* **Exercise prompt**
Return the listing below verbatim. Pictures do not belong in the copy.

* **Information supplied**
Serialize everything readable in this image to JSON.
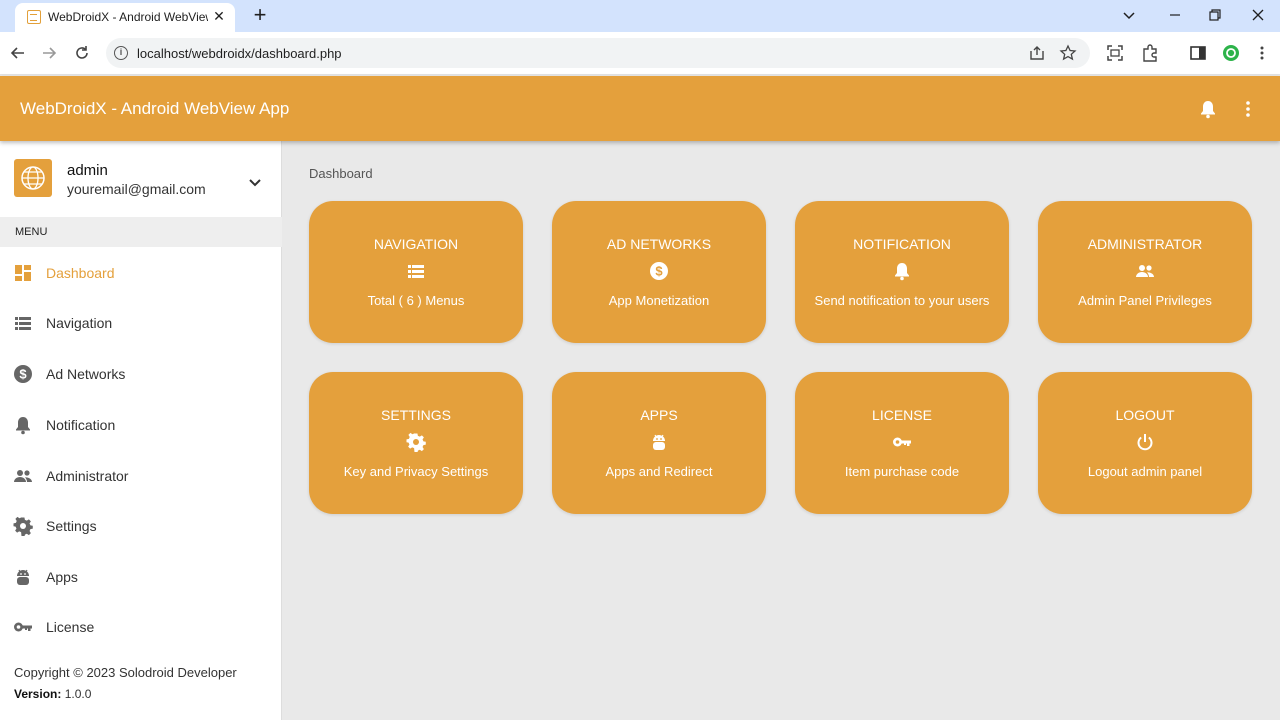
{
  "browser": {
    "tab_title": "WebDroidX - Android WebView",
    "url": "localhost/webdroidx/dashboard.php"
  },
  "app": {
    "title": "WebDroidX - Android WebView App",
    "accent_color": "#e4a03c"
  },
  "user": {
    "name": "admin",
    "email": "youremail@gmail.com"
  },
  "sidebar": {
    "menu_header": "MENU",
    "items": [
      {
        "label": "Dashboard",
        "icon": "dashboard-icon",
        "active": true
      },
      {
        "label": "Navigation",
        "icon": "list-icon"
      },
      {
        "label": "Ad Networks",
        "icon": "dollar-icon"
      },
      {
        "label": "Notification",
        "icon": "bell-icon"
      },
      {
        "label": "Administrator",
        "icon": "people-icon"
      },
      {
        "label": "Settings",
        "icon": "gear-icon"
      },
      {
        "label": "Apps",
        "icon": "android-icon"
      },
      {
        "label": "License",
        "icon": "key-icon"
      }
    ],
    "copyright": "Copyright © 2023 Solodroid Developer",
    "version_label": "Version:",
    "version_value": "1.0.0"
  },
  "main": {
    "breadcrumb": "Dashboard",
    "cards": [
      {
        "title": "NAVIGATION",
        "subtitle": "Total ( 6 ) Menus",
        "icon": "list-icon"
      },
      {
        "title": "AD NETWORKS",
        "subtitle": "App Monetization",
        "icon": "dollar-icon"
      },
      {
        "title": "NOTIFICATION",
        "subtitle": "Send notification to your users",
        "icon": "bell-icon"
      },
      {
        "title": "ADMINISTRATOR",
        "subtitle": "Admin Panel Privileges",
        "icon": "people-icon"
      },
      {
        "title": "SETTINGS",
        "subtitle": "Key and Privacy Settings",
        "icon": "gear-icon"
      },
      {
        "title": "APPS",
        "subtitle": "Apps and Redirect",
        "icon": "android-icon"
      },
      {
        "title": "LICENSE",
        "subtitle": "Item purchase code",
        "icon": "key-icon"
      },
      {
        "title": "LOGOUT",
        "subtitle": "Logout admin panel",
        "icon": "power-icon"
      }
    ]
  }
}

* **Answer box**
Serialize everything readable in this image to JSON.
{
  "browser": {
    "tab_title": "WebDroidX - Android WebView",
    "url": "localhost/webdroidx/dashboard.php"
  },
  "app": {
    "title": "WebDroidX - Android WebView App",
    "accent_color": "#e4a03c"
  },
  "user": {
    "name": "admin",
    "email": "youremail@gmail.com"
  },
  "sidebar": {
    "menu_header": "MENU",
    "items": [
      {
        "label": "Dashboard",
        "icon": "dashboard-icon",
        "active": true
      },
      {
        "label": "Navigation",
        "icon": "list-icon"
      },
      {
        "label": "Ad Networks",
        "icon": "dollar-icon"
      },
      {
        "label": "Notification",
        "icon": "bell-icon"
      },
      {
        "label": "Administrator",
        "icon": "people-icon"
      },
      {
        "label": "Settings",
        "icon": "gear-icon"
      },
      {
        "label": "Apps",
        "icon": "android-icon"
      },
      {
        "label": "License",
        "icon": "key-icon"
      }
    ],
    "copyright": "Copyright © 2023 Solodroid Developer",
    "version_label": "Version:",
    "version_value": "1.0.0"
  },
  "main": {
    "breadcrumb": "Dashboard",
    "cards": [
      {
        "title": "NAVIGATION",
        "subtitle": "Total ( 6 ) Menus",
        "icon": "list-icon"
      },
      {
        "title": "AD NETWORKS",
        "subtitle": "App Monetization",
        "icon": "dollar-icon"
      },
      {
        "title": "NOTIFICATION",
        "subtitle": "Send notification to your users",
        "icon": "bell-icon"
      },
      {
        "title": "ADMINISTRATOR",
        "subtitle": "Admin Panel Privileges",
        "icon": "people-icon"
      },
      {
        "title": "SETTINGS",
        "subtitle": "Key and Privacy Settings",
        "icon": "gear-icon"
      },
      {
        "title": "APPS",
        "subtitle": "Apps and Redirect",
        "icon": "android-icon"
      },
      {
        "title": "LICENSE",
        "subtitle": "Item purchase code",
        "icon": "key-icon"
      },
      {
        "title": "LOGOUT",
        "subtitle": "Logout admin panel",
        "icon": "power-icon"
      }
    ]
  }
}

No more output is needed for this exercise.